The next year, this Thanksgiving, a few weeks ago, I gave him a drink. A couple, in fact. We had them together, with his dad, and everyone thought it was fine. I know it's not legal, but why not? Hell, he's 18 now, and I was drinking at 18, and a good bit before, in fact, and look how I turned out, huh? (Oh, shut up.)
Later that night after the meal I saw him in our 6-year-old's bedroom building Legos together, and it was pretty cute. A little after that, when our kids were back downstairs jumping around, I went looking for Robert and found him asleep on the floor, curled up like a baby, surrounded by train tracks and baseballs, using a stuffed lion as a pillow. Pretty adorable as well, but I wasn't smiling this time, just staring. I thought about telling his folks how cute it was, how young he looked, but I didn't. I couldn't.
After a minute or so I sighed and turned and walked a little down the hallway, and stopped again and stared straight ahead for a bit. There's a reason I didn't tell them.
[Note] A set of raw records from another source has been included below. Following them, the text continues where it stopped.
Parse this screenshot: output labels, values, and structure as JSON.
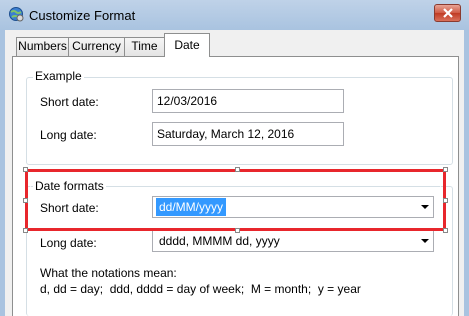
{
  "window": {
    "title": "Customize Format",
    "icon": "globe-settings-icon",
    "close_icon": "close-icon"
  },
  "tabs": [
    {
      "label": "Numbers",
      "active": false
    },
    {
      "label": "Currency",
      "active": false
    },
    {
      "label": "Time",
      "active": false
    },
    {
      "label": "Date",
      "active": true
    }
  ],
  "example": {
    "group_label": "Example",
    "short_date_label": "Short date:",
    "short_date_value": "12/03/2016",
    "long_date_label": "Long date:",
    "long_date_value": "Saturday, March 12, 2016"
  },
  "date_formats": {
    "group_label": "Date formats",
    "short_date_label": "Short date:",
    "short_date_value": "dd/MM/yyyy",
    "long_date_label": "Long date:",
    "long_date_value": "dddd, MMMM dd, yyyy"
  },
  "notations": {
    "line1": "What the notations mean:",
    "line2": "d, dd = day;  ddd, dddd = day of week;  M = month;  y = year"
  },
  "colors": {
    "highlight": "#e8262c",
    "selection": "#3399ff"
  }
}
It's the same reason I gave him a drink.
Last Monday, December 12, 2005, Robert started boot camp as a Marine in San Diego, at the base they call The Grinder. (I'm pretty sure the reason they named it that has nothing to do with any special affection for long sandwiches in New England.)
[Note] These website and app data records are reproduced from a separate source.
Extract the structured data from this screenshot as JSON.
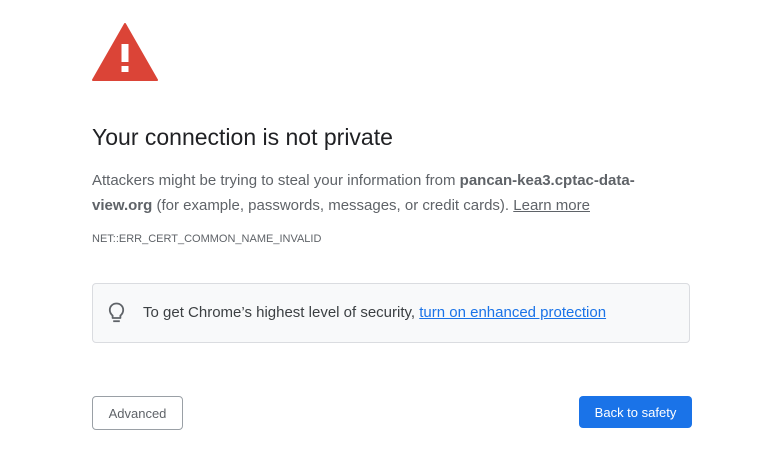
{
  "icons": {
    "warning": "warning-triangle-icon",
    "bulb": "lightbulb-icon"
  },
  "colors": {
    "warning_red": "#db4437",
    "link_blue": "#1a73e8",
    "primary_button": "#1a73e8",
    "box_background": "#f8f9fa"
  },
  "interstitial": {
    "title": "Your connection is not private",
    "explanation_prefix": "Attackers might be trying to steal your information from ",
    "host": "pancan-kea3.cptac-data-view.org",
    "explanation_suffix": " (for example, passwords, messages, or credit cards). ",
    "learn_more": "Learn more",
    "error_code": "NET::ERR_CERT_COMMON_NAME_INVALID"
  },
  "enhanced_protection": {
    "text": "To get Chrome’s highest level of security, ",
    "link": "turn on enhanced protection"
  },
  "buttons": {
    "advanced": "Advanced",
    "back_to_safety": "Back to safety"
  }
}
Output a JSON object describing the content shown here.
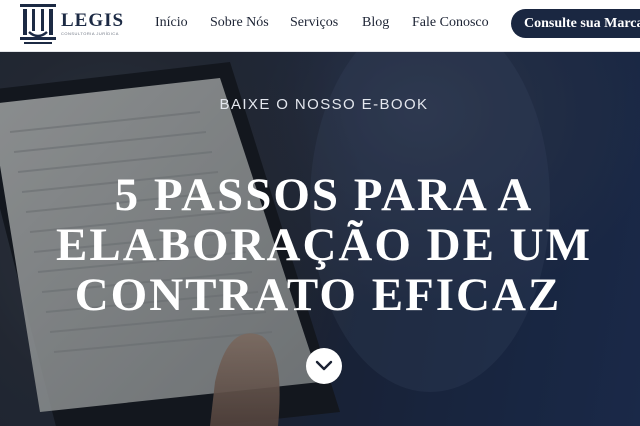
{
  "brand": {
    "name": "LEGIS",
    "tagline": "CONSULTORIA JURÍDICA"
  },
  "nav": {
    "items": [
      {
        "label": "Início"
      },
      {
        "label": "Sobre Nós"
      },
      {
        "label": "Serviços"
      },
      {
        "label": "Blog"
      },
      {
        "label": "Fale Conosco"
      }
    ],
    "cta_label": "Consulte sua Marca"
  },
  "hero": {
    "eyebrow": "BAIXE O NOSSO E-BOOK",
    "title_lines": [
      "5 PASSOS PARA A",
      "ELABORAÇÃO DE UM",
      "CONTRATO EFICAZ"
    ],
    "scroll_icon": "chevron-down-icon"
  },
  "colors": {
    "header_bg": "#ffffff",
    "brand_navy": "#1a2741",
    "hero_text": "#ffffff"
  }
}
There's nothing deeper I can say than that. I've known him since he was three, and we're together every Thanksgiving. Sometimes at their place, sometimes at ours. A couple of years ago, he gave our kids a big bag full of old Legos to take home from his closet that his mother had saved. They're all mixed together now.
You already know the rest, whether anyone you love is serving or not. Most of you reading this have the same feeling for our soldiers I do. I hope our leaders use them well. No. I hope they use them better. I've never served in anything, and I know as much about tactics as a golden retriever. But I hope they use them better.
Maybe next Thanksgiving Robert and all his new friends will be fine. Maybe all our soldiers will be fine, and everything in Iraq will be fine, too. Maybe they'll all be okay. But they won't, will they? Some will be hurt, won't they? Some horribly. Some worse. I don't expect that image of him sleeping on the floor will ever leave me.
Last Thursday night Helen, his mom, called us when they knew he was leaving, and we all spoke and said whatever should be said. The same things you'd say.
Then she asked if she could speak to me for a second, and everyone said goodbye, and she got a little quieter and said, "I know we're always in your prayers, right?"
"You are," I said.
Then, after a short beat, she said, "Pray harder."
Larry Miller is a contributing humorist to The Daily Standard and a writer, actor, and comedian living in Los Angeles.